By Curtis Joe Walker
The orbis ring flash from Enlight Photo is a modifier for hot shoe flashes that allows them to emulate the functionality of a studio ring flash. Fitting onto the end of a hot shoe flash, it takes the light and bounces it through a highly reflective inner chamber, outputting diffused, characteristic light through its ring.
The high-impact-plastic unit has been expertly designed for maximum efficiency, using the brightest chrome finished plastic available. By adding translucent material to the bottom of the ring and a series of baffles inside, the light output from the ring is evenly distributed and creates flawless specular highlights. Inside, a series of spring hinges ensure a snug fit on the end of your flash. It isn’t designed to permanently marry the two devices, though. In other words, take care to hold the device in a way that protects both units from an unintended free fall.

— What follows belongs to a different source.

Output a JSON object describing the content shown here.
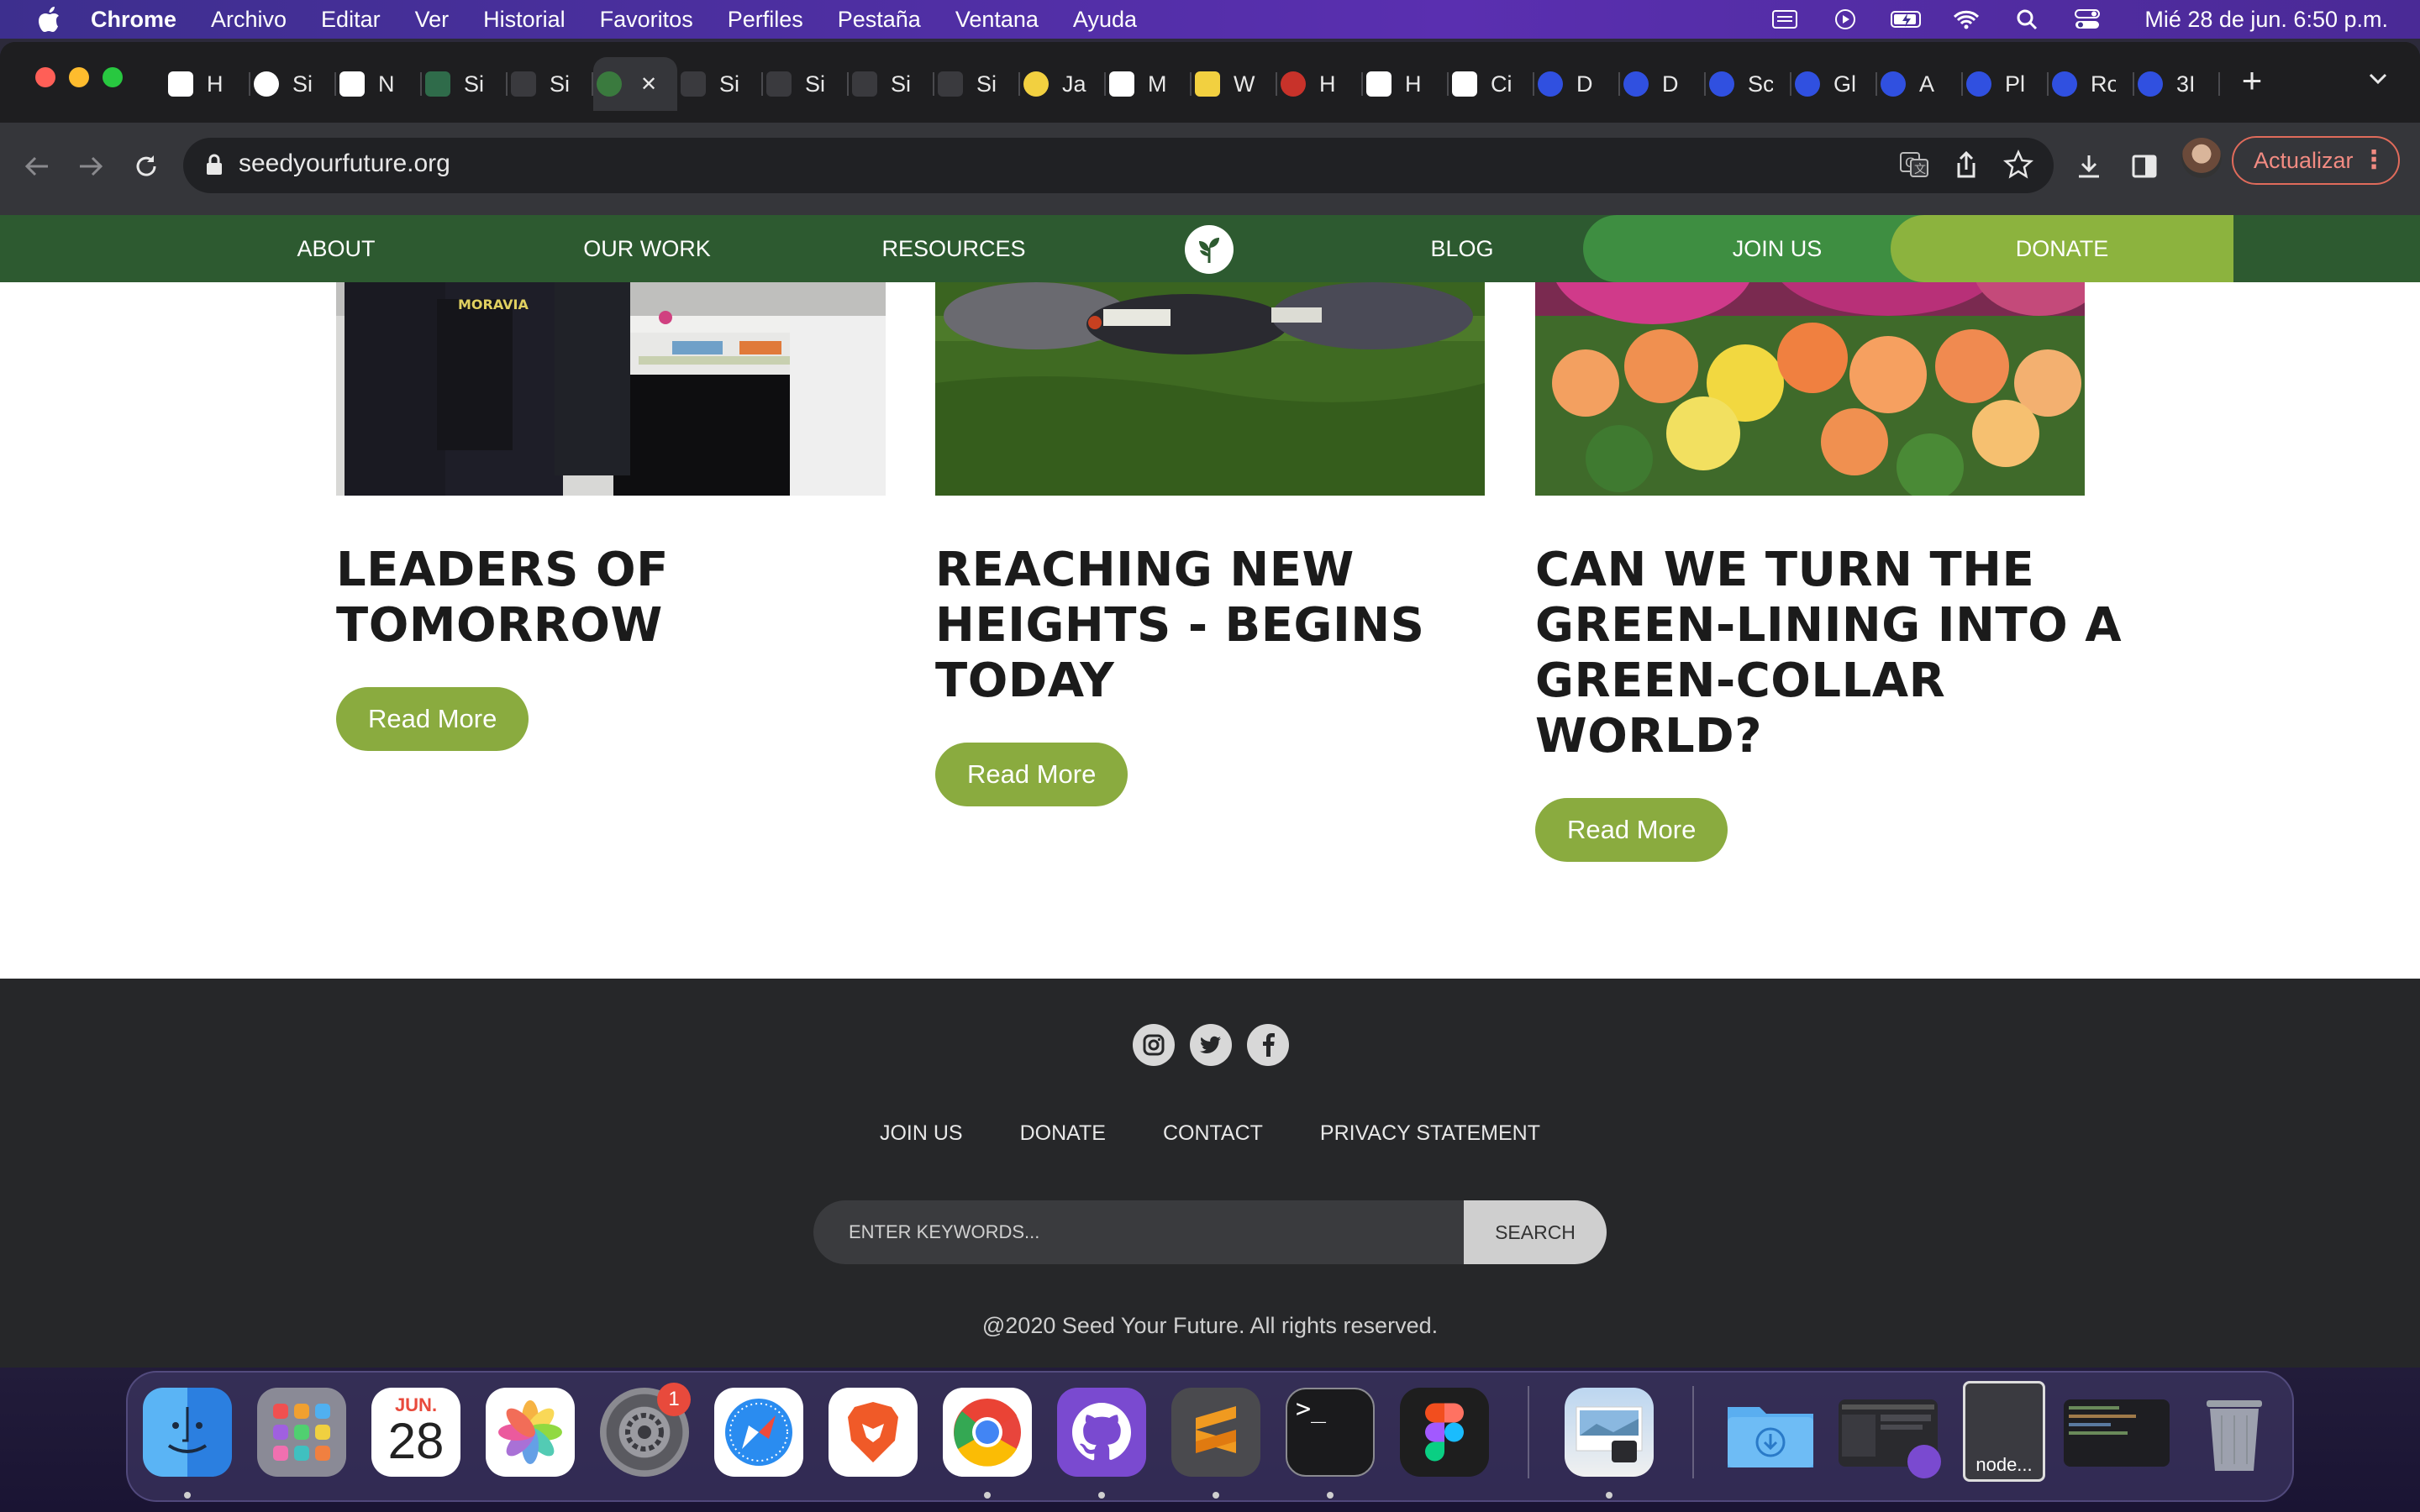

So, how does it hold up in use? Pretty good, within its limitations. For one thing, it’s limited by the output of the flash that’s going into it, and it loses about 4 stops of light in the translation. That means there’s no way this light is going to light a whole set, but for portraits and very carefully composed full body shots, it’ll work. The instructions suggest bumping the ISO setting to 400, so depending on the camera and lens, it could be possible to get more out of the flash. With the ring flash, portraits show the characteristic wraparound shadow and the highlights are perfect donut shapes. Despite the limited efficiency, it is possible to overpower daylight if you’re able to shoot your subject from a few inches away.

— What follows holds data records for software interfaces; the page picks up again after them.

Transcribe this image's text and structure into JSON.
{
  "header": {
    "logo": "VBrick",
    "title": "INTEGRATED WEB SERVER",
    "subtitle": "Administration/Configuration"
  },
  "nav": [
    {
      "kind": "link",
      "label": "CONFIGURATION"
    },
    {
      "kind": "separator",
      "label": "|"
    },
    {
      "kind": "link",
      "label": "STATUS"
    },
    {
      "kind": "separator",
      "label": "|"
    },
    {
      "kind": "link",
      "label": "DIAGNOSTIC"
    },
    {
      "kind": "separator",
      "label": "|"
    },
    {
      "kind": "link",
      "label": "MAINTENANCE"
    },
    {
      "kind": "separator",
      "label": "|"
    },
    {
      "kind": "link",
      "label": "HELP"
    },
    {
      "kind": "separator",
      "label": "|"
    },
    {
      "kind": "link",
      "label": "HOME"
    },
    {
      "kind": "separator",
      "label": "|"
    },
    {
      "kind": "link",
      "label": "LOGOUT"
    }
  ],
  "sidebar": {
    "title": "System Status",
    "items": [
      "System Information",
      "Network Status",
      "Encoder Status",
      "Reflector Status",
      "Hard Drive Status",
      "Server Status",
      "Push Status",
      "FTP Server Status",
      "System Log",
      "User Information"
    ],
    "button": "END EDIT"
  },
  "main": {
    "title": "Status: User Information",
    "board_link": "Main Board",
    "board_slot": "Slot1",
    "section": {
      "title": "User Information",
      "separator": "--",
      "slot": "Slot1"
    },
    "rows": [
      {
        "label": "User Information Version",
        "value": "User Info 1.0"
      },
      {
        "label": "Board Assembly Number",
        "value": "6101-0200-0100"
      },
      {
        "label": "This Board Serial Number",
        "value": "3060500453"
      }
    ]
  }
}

©Curtis Joe Walker
Originally intended to be a hand-held unit triggered optically or with an off-camera TTL connection, the introduction of their sturdy new orbis arm makes one-handed shooting possible.
Unlike other designs that mount the flash on the hot shoe, hanging the ring down in front of the camera from above, the arm mounts everything to the tripod mount on the bottom of the camera.
The arm is outstandingly rigid and sturdy, but all of the weight of the ringlflash unit is placed on the foot of the flash. This shouldn't be a problem for those with metal feet, but could end in tragedy for those with an all-plastic design. Having a way to attach the ring flash to the arm itself would be handy. The design makes portrait-oriented shots awkward and shooting straight down definitely feels like something would eventually break. The arm doesn't so much free up a hand while shooting as it helps keep the photographer from accidentally dropping everything.